Austria’s far-right Freedom Party gained over one-fifth of the votes in Sunday’s general election, while the ruling two-party centrist coalition got its worst-ever result. The swing comes amid a Europe-wide surge in support for the far right.
Though Austria’s two major centrist political parties, the conservative Popular Party and the center-left Social Democrats, have retained their majority in parliament, the resurrection of the far-right in Europe is a solid tendency marking a shift in the political mentality of Europeans.
Euroskeptic and right-wing parties in Austria have gained support from people who think the issues that matter most to them aren’t being addressed.
The extreme, radical right is drawing mass support from working-class, blue-collar voters, Sylvia Kritzinger, a political scientist at the University of Vienna, tells RT’s Peter Oliver. “Because of the policies they put forward, like immigration reform, anti-European integration, anti-corruption in the political system.”
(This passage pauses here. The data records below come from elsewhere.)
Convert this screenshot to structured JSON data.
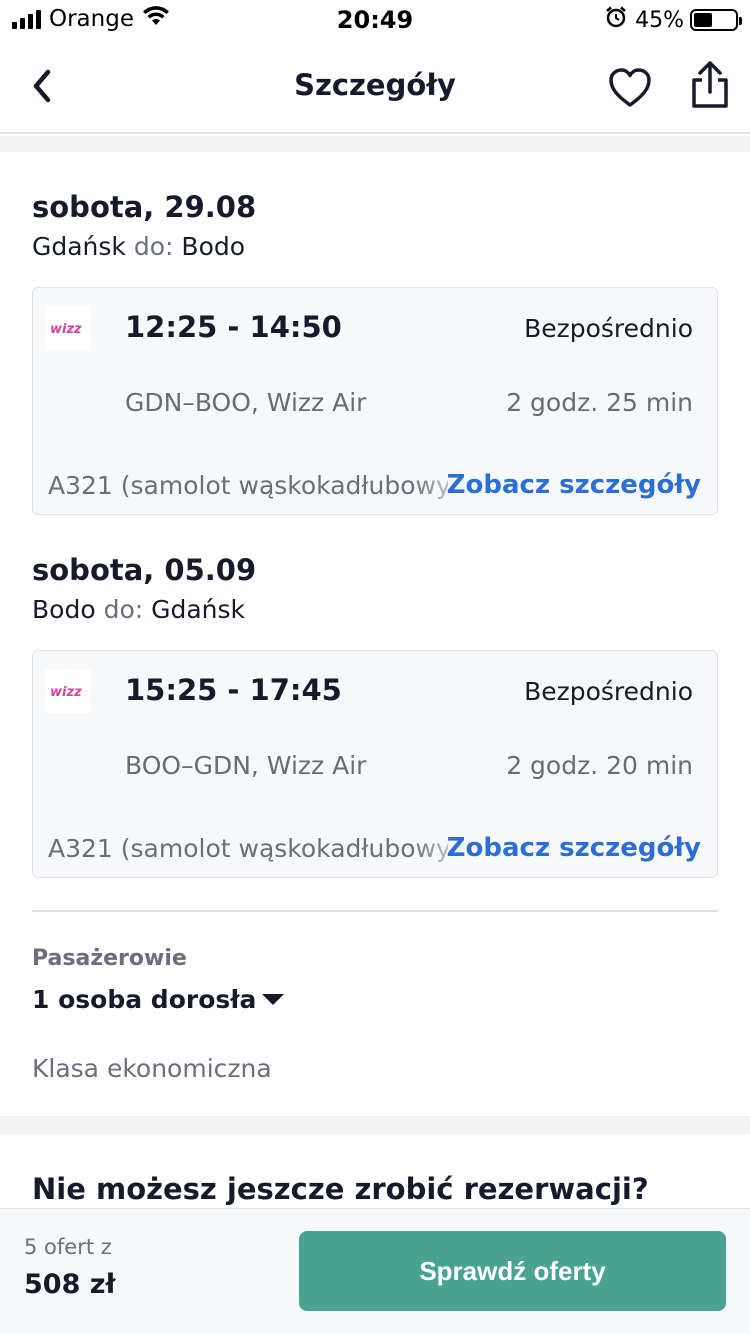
{
  "status_bar": {
    "carrier": "Orange",
    "time": "20:49",
    "battery": "45%",
    "battery_level": 0.45
  },
  "nav": {
    "title": "Szczegóły",
    "icons": [
      "chevron-left-icon",
      "heart-icon",
      "share-icon"
    ]
  },
  "outbound": {
    "date": "sobota, 29.08",
    "from": "Gdańsk",
    "to_word": "do:",
    "to": "Bodo",
    "airline_logo": "wizz",
    "times": "12:25 - 14:50",
    "stops": "Bezpośrednio",
    "route": "GDN–BOO, Wizz Air",
    "duration": "2 godz. 25 min",
    "aircraft": "A321 (samolot wąskokadłubowy)",
    "details_link": "Zobacz szczegóły"
  },
  "inbound": {
    "date": "sobota, 05.09",
    "from": "Bodo",
    "to_word": "do:",
    "to": "Gdańsk",
    "airline_logo": "wizz",
    "times": "15:25 - 17:45",
    "stops": "Bezpośrednio",
    "route": "BOO–GDN, Wizz Air",
    "duration": "2 godz. 20 min",
    "aircraft": "A321 (samolot wąskokadłubowy)",
    "details_link": "Zobacz szczegóły"
  },
  "passengers": {
    "label": "Pasażerowie",
    "value": "1 osoba dorosła",
    "cabin_class": "Klasa ekonomiczna"
  },
  "promo": {
    "title": "Nie możesz jeszcze zrobić rezerwacji?"
  },
  "footer": {
    "offers_count": "5 ofert z",
    "price": "508 zł",
    "cta_label": "Sprawdź oferty"
  },
  "colors": {
    "accent_link": "#2b6fd6",
    "cta_bg": "#4aa391",
    "wizz_logo": "#d6409f"
  }
}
The Viennese people Peter Oliver talked to are certain they want to “slow down immigration,” stop the EU “dictating everything” and “put Austria’s interests first.”
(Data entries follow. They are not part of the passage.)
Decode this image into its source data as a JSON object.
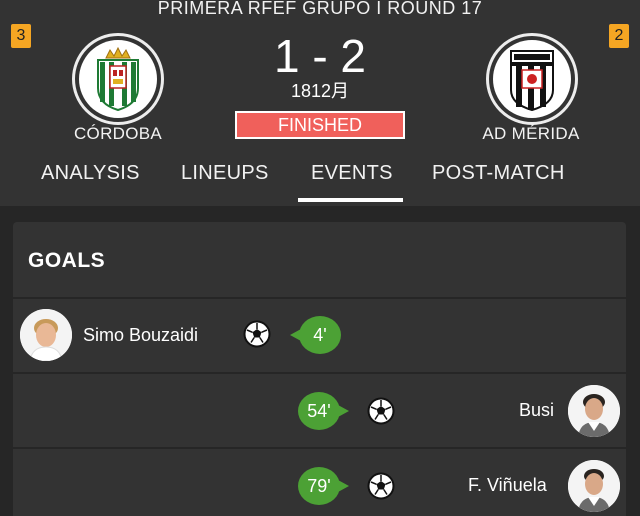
{
  "match": {
    "competition": "PRIMERA RFEF  GRUPO I ROUND 17",
    "home": {
      "name": "CÓRDOBA",
      "rank": "3"
    },
    "away": {
      "name": "AD MÉRIDA",
      "rank": "2"
    },
    "score": "1 - 2",
    "date": "1812月",
    "status": "FINISHED",
    "status_color": "#f0605b"
  },
  "tabs": [
    {
      "label": "ANALYSIS"
    },
    {
      "label": "LINEUPS"
    },
    {
      "label": "EVENTS",
      "active": true
    },
    {
      "label": "POST-MATCH"
    }
  ],
  "goals": {
    "title": "GOALS",
    "events": [
      {
        "side": "home",
        "player": "Simo Bouzaidi",
        "minute": "4'",
        "icon": "soccer-ball-icon"
      },
      {
        "side": "away",
        "player": "Busi",
        "minute": "54'",
        "icon": "soccer-ball-icon"
      },
      {
        "side": "away",
        "player": "F. Viñuela",
        "minute": "79'",
        "icon": "soccer-ball-icon"
      }
    ]
  },
  "colors": {
    "background": "#262626",
    "panel": "#333333",
    "minute_badge": "#4ca135",
    "rank_badge": "#f5a623"
  }
}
The leader of the Freedom Party, Heinz-Christian Strache [pictured], insists he is not a racist. “I love Austria, I don’t hate foreigners,” he says.